Schizophrenia: Talking therapies moderately effective

Cognitive behavioural therapy session

Related Stories

Changing the way people think about and deal with schizophrenia is a moderately effective treatment, say researchers.

Cognitive behavioural therapy is an officially recommended treatment, but is available to less than 10% of patients in the UK with schizophrenia.

A study published in the Lancet indicates CBT could help the many who refuse antipsychotic medication. Experts say larger trials are needed.

About four-in-10 patients benefit from taking antipsychotic medication.

But the drugs do not work for the majority and they cause side-effects such as type 2 diabetes and weight gain.

Up to half of patients with schizophrenia end up not taking the drugs.

The study looked at cognitive behaviour therapy in 74 people.

The therapy works by identifying an individual patient's problem - such as hearing voices, paranoid thinking or no longer going out of the house - and developing techniques to deal with them.

Start Quote

This study suggests that there may be a better option and that offering CBT is better than just leaving such patients to languish”

End Quote Prof Robin Murray

Prof Tony Morrison, director of the psychosis research unit at Greater Manchester West Mental Health Foundation Trust, said: "We found cognitive behavioural therapy did reduce symptoms and it also improved personal and social function and we demonstrated very comprehensively it is a safe and acceptable therapy."

CBT had a moderate effect which was roughly similar to the effect size of antipsychotics - although a head-to-head study directly comparing the two therapies have not been made.

Douglas Turkington, professor of psychiatry at Newcastle University, said: "One of our most interesting findings was that when given the option, most patients were agreeable to trying cognitive therapy."

He added that drugs and cognitive therapy combined were the best treatment.

But while nearly everyone will be offered drugs, only a small proportion have access to cognitive behaviour therapy.

Prof Robin Murray, from the Institute of Psychiatry at King's College London, said: "Many patients don't like to take antipsychotics in the long term, this is not surprising as they have significant side-effects.

"So what to do for patients with continued psychotic symptoms who don't want to take antipsychotics?

"Until now little was done except lecture them on how silly this was, with the usual result that the patients would simply stop attending.

"This study suggests that there may be a better option and that offering CBT is better than just leaving such patients to languish."

More on This Story

Related Stories

More Health stories

RSS

Features & Analysis

  • French luxury Tea House, Mariage Freres display of tea pots Tea for tu

    France falls back in love with tea - but don't expect a British cuppa


  • Woman in swimming pool Green stuff

    The element that makes a familiar smell when mixed with urine


  • People take part in an egg-cracking contest in the village of Mokrin, 120km (75 miles) north of Belgrade, Serbia on 20 April 2014In pictures

    Images from around the world as Christians mark Easter Sunday

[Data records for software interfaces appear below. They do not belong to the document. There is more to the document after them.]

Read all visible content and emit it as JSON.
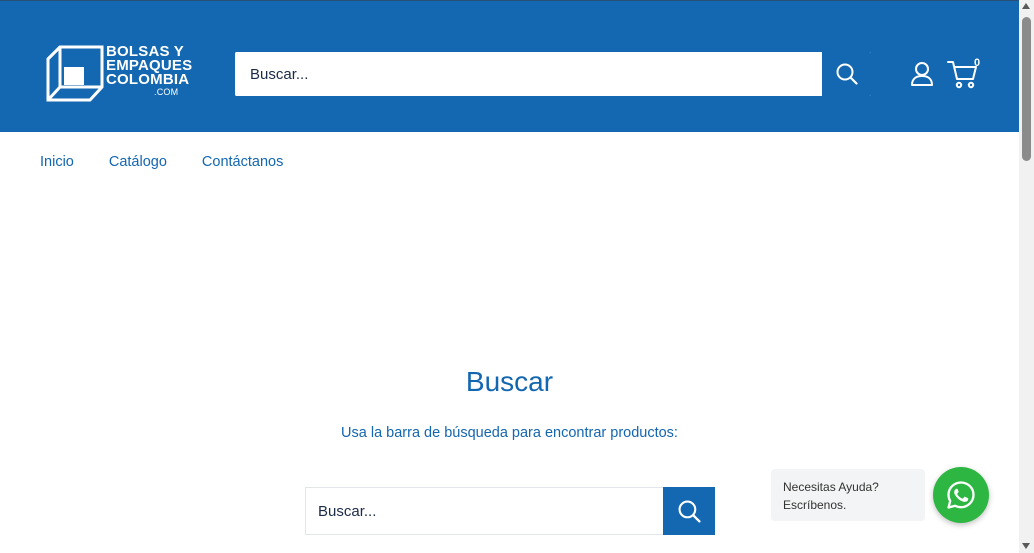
{
  "brand": {
    "line1": "BOLSAS Y",
    "line2": "EMPAQUES",
    "line3": "COLOMBIA",
    "suffix": ".COM"
  },
  "header": {
    "search_placeholder": "Buscar...",
    "search_icon": "search-icon",
    "account_icon": "user-icon",
    "cart_icon": "cart-icon",
    "cart_count": "0"
  },
  "nav": {
    "items": [
      {
        "label": "Inicio"
      },
      {
        "label": "Catálogo"
      },
      {
        "label": "Contáctanos"
      }
    ]
  },
  "main": {
    "title": "Buscar",
    "subtitle": "Usa la barra de búsqueda para encontrar productos:",
    "search_placeholder": "Buscar..."
  },
  "whatsapp": {
    "line1": "Necesitas Ayuda?",
    "line2": "Escríbenos.",
    "icon": "whatsapp-icon"
  },
  "colors": {
    "primary": "#1468b2",
    "text": "#1366b0",
    "whatsapp": "#2db742"
  }
}
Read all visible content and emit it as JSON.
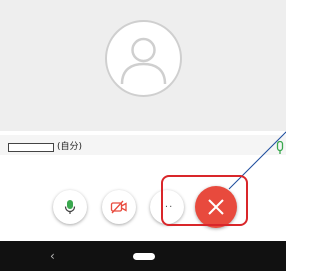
{
  "participant": {
    "self_label": "(自分)",
    "avatar_icon": "person-silhouette-icon"
  },
  "controls": {
    "mic_icon": "microphone-icon",
    "camera_icon": "camera-off-icon",
    "more_icon": "more-icon",
    "more_glyph": "···",
    "hangup_icon": "close-icon"
  },
  "nav": {
    "back_glyph": "‹",
    "back_icon": "back-icon",
    "home_icon": "home-pill-icon"
  },
  "colors": {
    "hangup": "#e84a3d",
    "highlight": "#d9262a",
    "mic_active": "#3aa84f",
    "leader_line": "#1f4e9e"
  }
}
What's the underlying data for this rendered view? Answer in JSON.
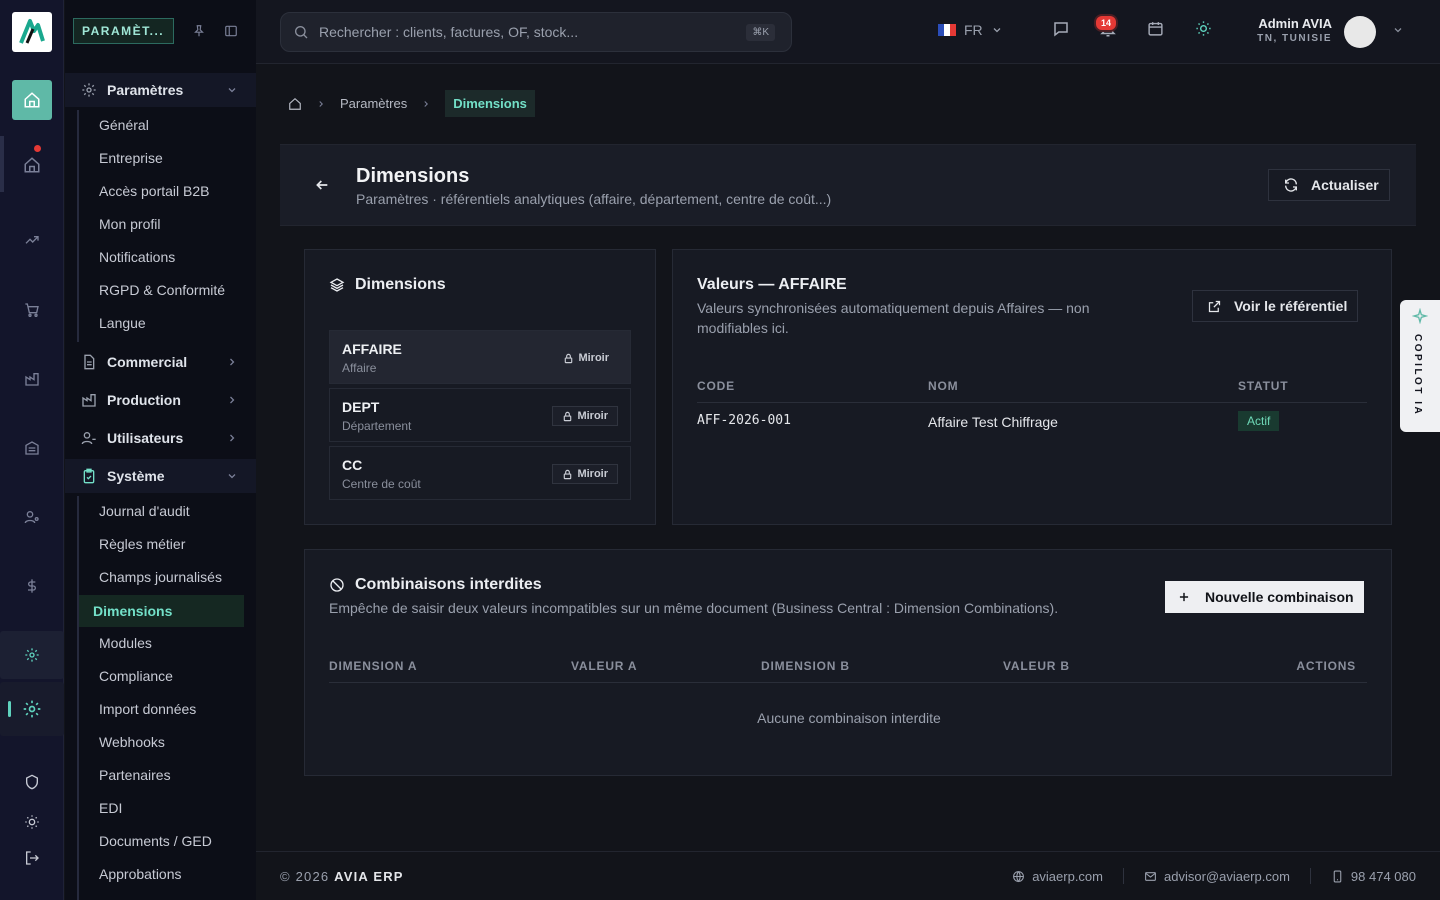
{
  "colors": {
    "accent": "#5fb9a7",
    "accent_text": "#73e0c8",
    "danger": "#e53935",
    "bg": "#12141a"
  },
  "sidebar": {
    "header_label": "PARAMÈT...",
    "groups": [
      {
        "label": "Paramètres",
        "icon": "settings-icon",
        "expanded": true,
        "items": [
          "Général",
          "Entreprise",
          "Accès portail B2B",
          "Mon profil",
          "Notifications",
          "RGPD & Conformité",
          "Langue"
        ]
      },
      {
        "label": "Commercial",
        "icon": "document-icon",
        "expanded": false
      },
      {
        "label": "Production",
        "icon": "factory-icon",
        "expanded": false
      },
      {
        "label": "Utilisateurs",
        "icon": "users-icon",
        "expanded": false
      },
      {
        "label": "Système",
        "icon": "clipboard-icon",
        "expanded": true,
        "items": [
          "Journal d'audit",
          "Règles métier",
          "Champs journalisés",
          "Dimensions",
          "Modules",
          "Compliance",
          "Import données",
          "Webhooks",
          "Partenaires",
          "EDI",
          "Documents / GED",
          "Approbations"
        ]
      }
    ],
    "active_item": "Dimensions"
  },
  "topbar": {
    "search_placeholder": "Rechercher : clients, factures, OF, stock...",
    "search_shortcut": "⌘K",
    "language": "FR",
    "notifications_count": "14",
    "user_name": "Admin AVIA",
    "user_location": "TN, TUNISIE"
  },
  "breadcrumb": {
    "parent": "Paramètres",
    "current": "Dimensions"
  },
  "page": {
    "title": "Dimensions",
    "subtitle": "Paramètres · référentiels analytiques (affaire, département, centre de coût...)",
    "refresh_label": "Actualiser"
  },
  "dimensions_card": {
    "title": "Dimensions",
    "items": [
      {
        "code": "AFFAIRE",
        "label": "Affaire",
        "badge": "Miroir"
      },
      {
        "code": "DEPT",
        "label": "Département",
        "badge": "Miroir"
      },
      {
        "code": "CC",
        "label": "Centre de coût",
        "badge": "Miroir"
      }
    ]
  },
  "values_card": {
    "title": "Valeurs — AFFAIRE",
    "description": "Valeurs synchronisées automatiquement depuis Affaires — non modifiables ici.",
    "action_label": "Voir le référentiel",
    "columns": [
      "CODE",
      "NOM",
      "STATUT"
    ],
    "rows": [
      {
        "code": "AFF-2026-001",
        "nom": "Affaire Test Chiffrage",
        "statut": "Actif"
      }
    ]
  },
  "combinations_card": {
    "title": "Combinaisons interdites",
    "description": "Empêche de saisir deux valeurs incompatibles sur un même document (Business Central : Dimension Combinations).",
    "new_label": "Nouvelle combinaison",
    "columns": [
      "DIMENSION A",
      "VALEUR A",
      "DIMENSION B",
      "VALEUR B",
      "ACTIONS"
    ],
    "empty_text": "Aucune combinaison interdite"
  },
  "copilot": {
    "label": "COPILOT IA"
  },
  "footer": {
    "copyright": "© 2026",
    "brand": "AVIA ERP",
    "website": "aviaerp.com",
    "email": "advisor@aviaerp.com",
    "phone": "98 474 080"
  }
}
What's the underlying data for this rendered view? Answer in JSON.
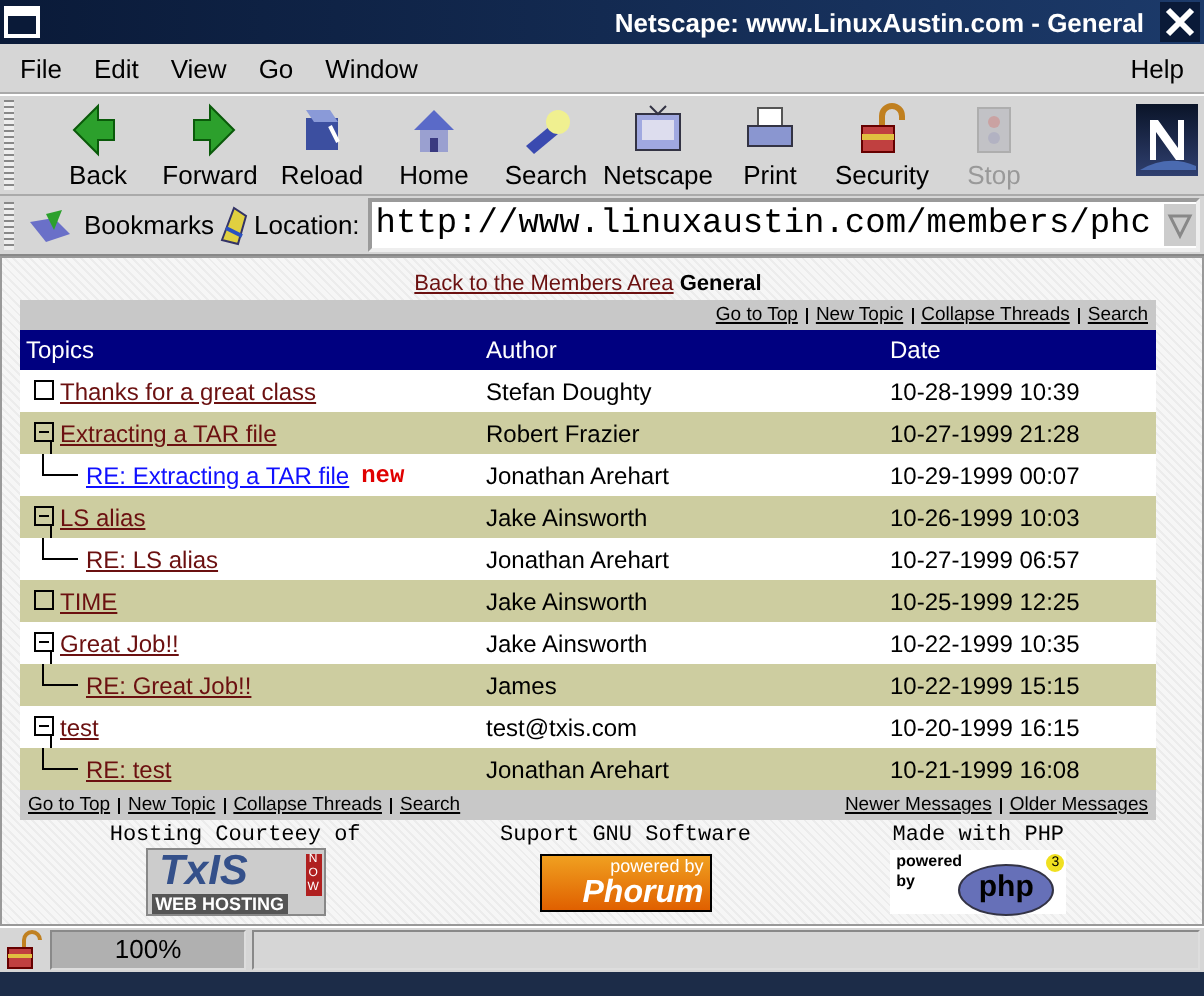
{
  "window": {
    "title": "Netscape: www.LinuxAustin.com - General"
  },
  "menu": [
    {
      "label": "File"
    },
    {
      "label": "Edit"
    },
    {
      "label": "View"
    },
    {
      "label": "Go"
    },
    {
      "label": "Window"
    },
    {
      "label": "Help"
    }
  ],
  "toolbar": [
    {
      "kind": "back",
      "label": "Back",
      "disabled": false
    },
    {
      "kind": "forward",
      "label": "Forward",
      "disabled": false
    },
    {
      "kind": "reload",
      "label": "Reload",
      "disabled": false
    },
    {
      "kind": "home",
      "label": "Home",
      "disabled": false
    },
    {
      "kind": "search",
      "label": "Search",
      "disabled": false
    },
    {
      "kind": "netscape",
      "label": "Netscape",
      "disabled": false
    },
    {
      "kind": "print",
      "label": "Print",
      "disabled": false
    },
    {
      "kind": "security",
      "label": "Security",
      "disabled": false
    },
    {
      "kind": "stop",
      "label": "Stop",
      "disabled": true
    }
  ],
  "location_bar": {
    "bookmarks": "Bookmarks",
    "location_label": "Location:",
    "url": "http://www.linuxaustin.com/members/phc"
  },
  "page": {
    "back_link": "Back to the Members Area",
    "forum": "General",
    "top_nav": [
      "Go to Top",
      "New Topic",
      "Collapse Threads",
      "Search"
    ],
    "columns": [
      "Topics",
      "Author",
      "Date"
    ],
    "topics": [
      {
        "title": "Thanks for a great class",
        "author": "Stefan Doughty",
        "date": "10-28-1999 10:39",
        "visited": true
      },
      {
        "title": "Extracting a TAR file",
        "author": "Robert Frazier",
        "date": "10-27-1999 21:28",
        "visited": true,
        "children": [
          {
            "title": "RE: Extracting a TAR file",
            "badge": "new",
            "author": "Jonathan Arehart",
            "date": "10-29-1999 00:07",
            "visited": false
          }
        ]
      },
      {
        "title": "LS alias",
        "author": "Jake Ainsworth",
        "date": "10-26-1999 10:03",
        "visited": true,
        "children": [
          {
            "title": "RE: LS alias",
            "author": "Jonathan Arehart",
            "date": "10-27-1999 06:57",
            "visited": true
          }
        ]
      },
      {
        "title": "TIME",
        "author": "Jake Ainsworth",
        "date": "10-25-1999 12:25",
        "visited": true
      },
      {
        "title": "Great Job!!",
        "author": "Jake Ainsworth",
        "date": "10-22-1999 10:35",
        "visited": true,
        "children": [
          {
            "title": "RE: Great Job!!",
            "author": "James",
            "date": "10-22-1999 15:15",
            "visited": true
          }
        ]
      },
      {
        "title": "test",
        "author": "test@txis.com",
        "date": "10-20-1999 16:15",
        "visited": true,
        "children": [
          {
            "title": "RE: test",
            "author": "Jonathan Arehart",
            "date": "10-21-1999 16:08",
            "visited": true
          }
        ]
      }
    ],
    "bottom_nav_left": [
      "Go to Top",
      "New Topic",
      "Collapse Threads",
      "Search"
    ],
    "bottom_nav_right": [
      "Newer Messages",
      "Older Messages"
    ],
    "sponsors": [
      {
        "caption": "Hosting Courteey of",
        "kind": "txis",
        "logo_texts": [
          "TxIS",
          "NOW",
          "WEB HOSTING"
        ]
      },
      {
        "caption": "Suport GNU Software",
        "kind": "phorum",
        "logo_texts": [
          "powered by",
          "Phorum"
        ]
      },
      {
        "caption": "Made with PHP",
        "kind": "php",
        "logo_texts": [
          "powered",
          "by",
          "php",
          "3"
        ]
      }
    ]
  },
  "status_bar": {
    "progress": "100%"
  }
}
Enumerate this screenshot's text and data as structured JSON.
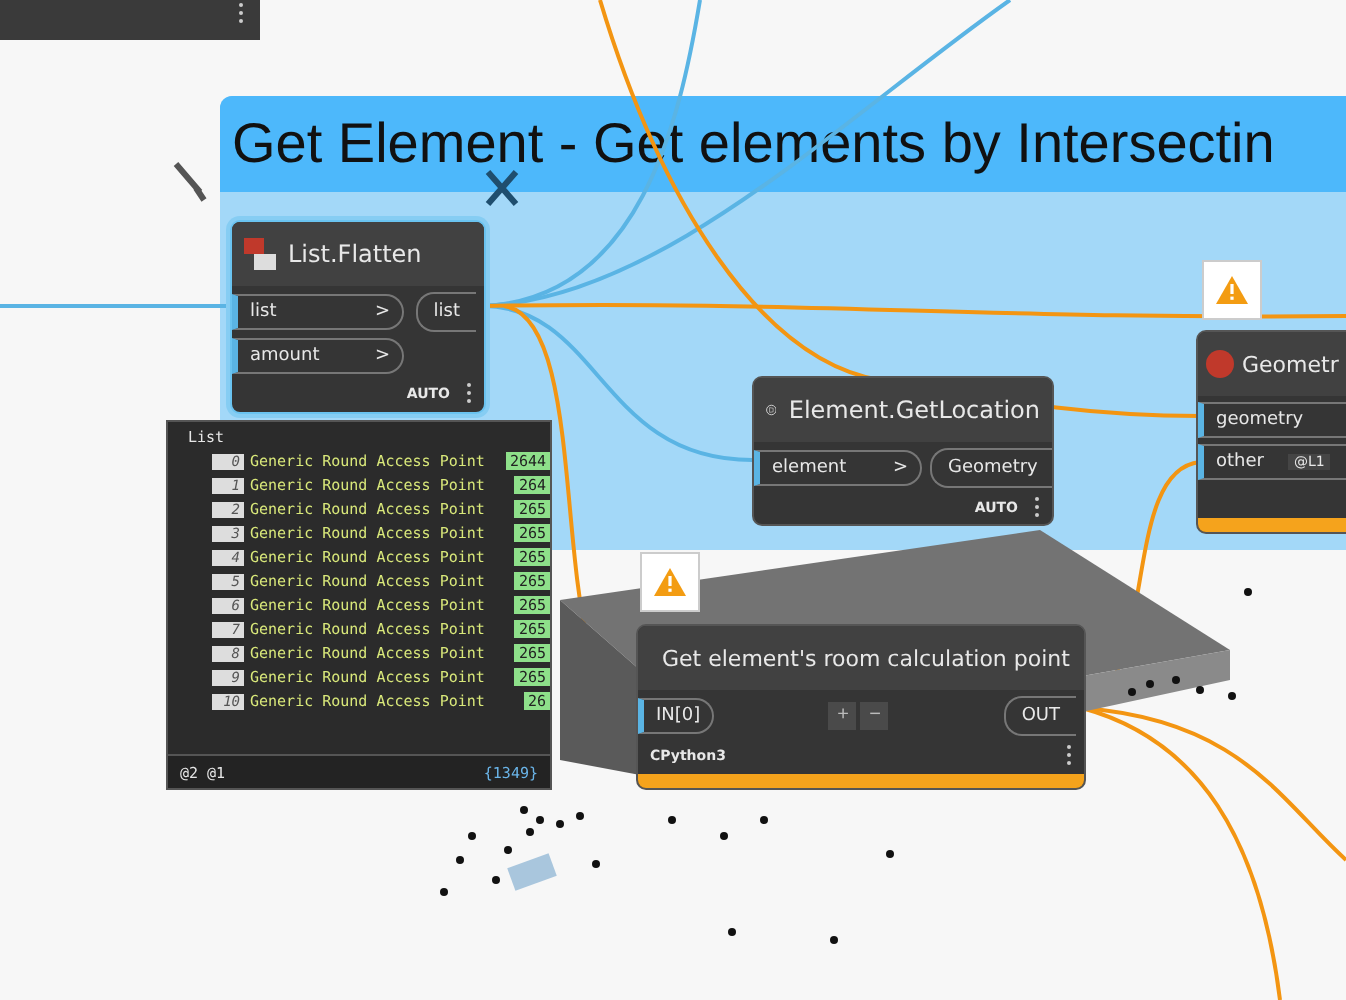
{
  "group": {
    "title": "Get Element - Get elements by Intersectin"
  },
  "flatten": {
    "title": "List.Flatten",
    "inputs": [
      {
        "label": "list",
        "arrow": ">"
      },
      {
        "label": "amount",
        "arrow": ">"
      }
    ],
    "output": "list",
    "lacing": "AUTO"
  },
  "watch": {
    "title": "List",
    "rows": [
      {
        "index": "0",
        "label": "Generic Round Access Point",
        "value": "2644"
      },
      {
        "index": "1",
        "label": "Generic Round Access Point",
        "value": "264"
      },
      {
        "index": "2",
        "label": "Generic Round Access Point",
        "value": "265"
      },
      {
        "index": "3",
        "label": "Generic Round Access Point",
        "value": "265"
      },
      {
        "index": "4",
        "label": "Generic Round Access Point",
        "value": "265"
      },
      {
        "index": "5",
        "label": "Generic Round Access Point",
        "value": "265"
      },
      {
        "index": "6",
        "label": "Generic Round Access Point",
        "value": "265"
      },
      {
        "index": "7",
        "label": "Generic Round Access Point",
        "value": "265"
      },
      {
        "index": "8",
        "label": "Generic Round Access Point",
        "value": "265"
      },
      {
        "index": "9",
        "label": "Generic Round Access Point",
        "value": "265"
      },
      {
        "index": "10",
        "label": "Generic Round Access Point",
        "value": "26"
      }
    ],
    "levels": "@2 @1",
    "count": "{1349}"
  },
  "location": {
    "title": "Element.GetLocation",
    "inputs": [
      {
        "label": "element",
        "arrow": ">"
      }
    ],
    "output": "Geometry",
    "lacing": "AUTO"
  },
  "geometry": {
    "title": "Geometr",
    "inputs": [
      {
        "label": "geometry"
      },
      {
        "label": "other",
        "level": "@L1"
      }
    ],
    "warning": true
  },
  "python": {
    "title": "Get element's room calculation point",
    "input": "IN[0]",
    "add": "+",
    "remove": "−",
    "output": "OUT",
    "engine": "CPython3",
    "warning": true
  }
}
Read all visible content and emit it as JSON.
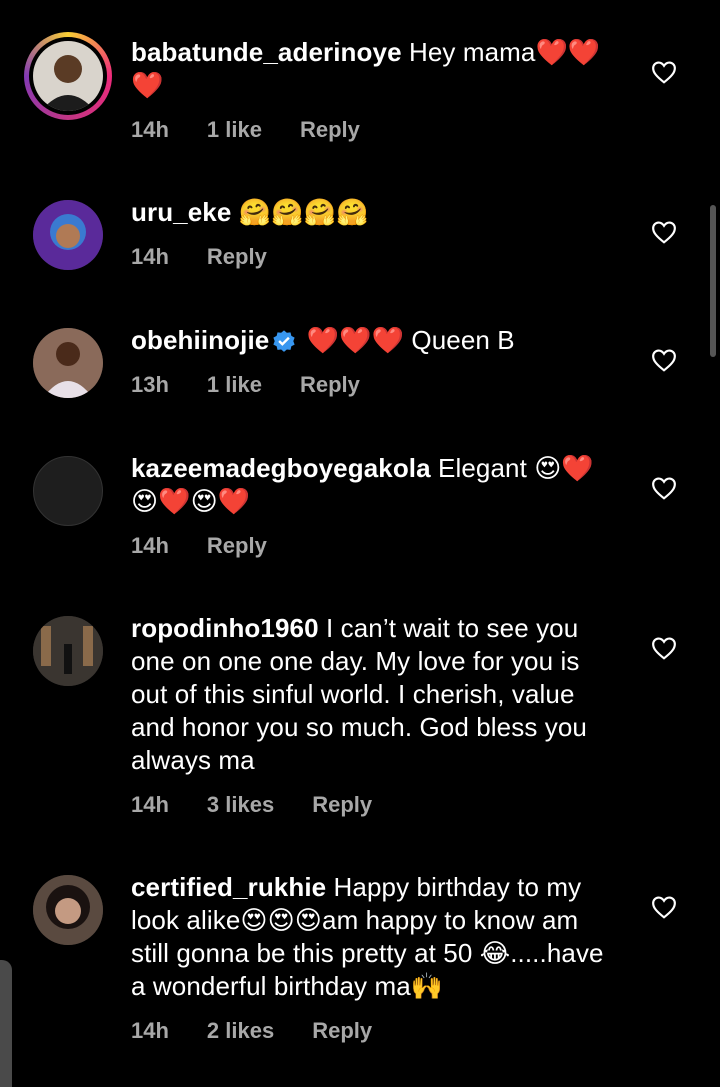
{
  "comments": [
    {
      "username": "babatunde_aderinoye",
      "text": " Hey mama❤️❤️❤️",
      "time": "14h",
      "likes": "1 like",
      "reply": "Reply",
      "story_ring": true,
      "verified": false,
      "avatar": "profile-photo"
    },
    {
      "username": "uru_eke",
      "text": " 🤗🤗🤗🤗",
      "time": "14h",
      "likes": "",
      "reply": "Reply",
      "story_ring": false,
      "verified": false,
      "avatar": "profile-photo"
    },
    {
      "username": "obehiinojie",
      "text": " ❤️❤️❤️ Queen B",
      "time": "13h",
      "likes": "1 like",
      "reply": "Reply",
      "story_ring": false,
      "verified": true,
      "avatar": "profile-photo"
    },
    {
      "username": "kazeemadegboyegakola",
      "text": " Elegant 😍❤️😍❤️😍❤️",
      "time": "14h",
      "likes": "",
      "reply": "Reply",
      "story_ring": false,
      "verified": false,
      "avatar": "default-avatar"
    },
    {
      "username": "ropodinho1960",
      "text": " I can’t wait to see you one on one one day. My love for you is out of this sinful world. I cherish, value and honor you so much. God bless you always ma",
      "time": "14h",
      "likes": "3 likes",
      "reply": "Reply",
      "story_ring": false,
      "verified": false,
      "avatar": "profile-photo"
    },
    {
      "username": "certified_rukhie",
      "text": " Happy birthday to my look alike😍😍😍am happy to know am still gonna be this pretty at 50 😂.....have a wonderful birthday ma🙌",
      "time": "14h",
      "likes": "2 likes",
      "reply": "Reply",
      "story_ring": false,
      "verified": false,
      "avatar": "profile-photo"
    }
  ],
  "colors": {
    "background": "#000000",
    "text": "#ffffff",
    "meta": "#a8a8a8",
    "verified": "#3897f0"
  },
  "icons": {
    "like": "heart-outline-icon",
    "verified": "verified-badge-icon"
  }
}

  • Female model's bottom in leopard skin trousers as she walks up the catwalkBum deal

    Why budget buttock ops can be bad for your health


BBC Future

(Thinkstock)

Why all babies love peekaboo

Lessons learned behind the laughter Read more...

Programmes

  • An aerial shot shows the Olympic Stadium, which is closed for repair works on its roof, in Rio de Janeiro March 28, 2014.Extra Time Watch

    Will Rio be ready in time to host the Olympics in 2016? The IOC president gives his verdict

BBC © 2014 The BBC is not responsible for the content of external sites. Read more.

This page is best viewed in an up-to-date web browser with style sheets (CSS) enabled. While you will be able to view the content of this page in your current browser, you will not be able to get the full visual experience. Please consider upgrading your browser software or enabling style sheets (CSS) if you are able to do so.